%%
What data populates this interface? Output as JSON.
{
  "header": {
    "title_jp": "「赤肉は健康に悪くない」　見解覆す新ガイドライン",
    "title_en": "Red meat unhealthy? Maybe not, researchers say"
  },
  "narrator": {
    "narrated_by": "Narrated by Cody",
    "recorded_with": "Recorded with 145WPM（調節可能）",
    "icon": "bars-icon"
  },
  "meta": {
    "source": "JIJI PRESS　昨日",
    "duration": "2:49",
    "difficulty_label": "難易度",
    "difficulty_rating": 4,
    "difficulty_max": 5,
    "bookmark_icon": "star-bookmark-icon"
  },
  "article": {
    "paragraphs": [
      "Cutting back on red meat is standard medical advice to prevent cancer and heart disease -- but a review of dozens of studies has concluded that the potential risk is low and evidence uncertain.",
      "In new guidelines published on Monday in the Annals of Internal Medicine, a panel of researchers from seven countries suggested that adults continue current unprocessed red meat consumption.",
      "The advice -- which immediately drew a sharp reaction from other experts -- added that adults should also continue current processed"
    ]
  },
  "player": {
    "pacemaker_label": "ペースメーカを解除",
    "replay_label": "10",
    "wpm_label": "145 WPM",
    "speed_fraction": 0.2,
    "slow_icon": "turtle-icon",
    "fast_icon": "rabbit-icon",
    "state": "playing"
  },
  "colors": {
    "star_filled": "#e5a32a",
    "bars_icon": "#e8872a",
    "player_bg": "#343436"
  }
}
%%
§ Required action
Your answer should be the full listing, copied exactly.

§ Result
What data populates this interface? Output as JSON.
{
  "header": {
    "title_jp": "「赤肉は健康に悪くない」　見解覆す新ガイドライン",
    "title_en": "Red meat unhealthy? Maybe not, researchers say"
  },
  "narrator": {
    "narrated_by": "Narrated by Cody",
    "recorded_with": "Recorded with 145WPM（調節可能）",
    "icon": "bars-icon"
  },
  "meta": {
    "source": "JIJI PRESS　昨日",
    "duration": "2:49",
    "difficulty_label": "難易度",
    "difficulty_rating": 4,
    "difficulty_max": 5,
    "bookmark_icon": "star-bookmark-icon"
  },
  "article": {
    "paragraphs": [
      "Cutting back on red meat is standard medical advice to prevent cancer and heart disease -- but a review of dozens of studies has concluded that the potential risk is low and evidence uncertain.",
      "In new guidelines published on Monday in the Annals of Internal Medicine, a panel of researchers from seven countries suggested that adults continue current unprocessed red meat consumption.",
      "The advice -- which immediately drew a sharp reaction from other experts -- added that adults should also continue current processed"
    ]
  },
  "player": {
    "pacemaker_label": "ペースメーカを解除",
    "replay_label": "10",
    "wpm_label": "145 WPM",
    "speed_fraction": 0.2,
    "slow_icon": "turtle-icon",
    "fast_icon": "rabbit-icon",
    "state": "playing"
  },
  "colors": {
    "star_filled": "#e5a32a",
    "bars_icon": "#e8872a",
    "player_bg": "#343436"
  }
}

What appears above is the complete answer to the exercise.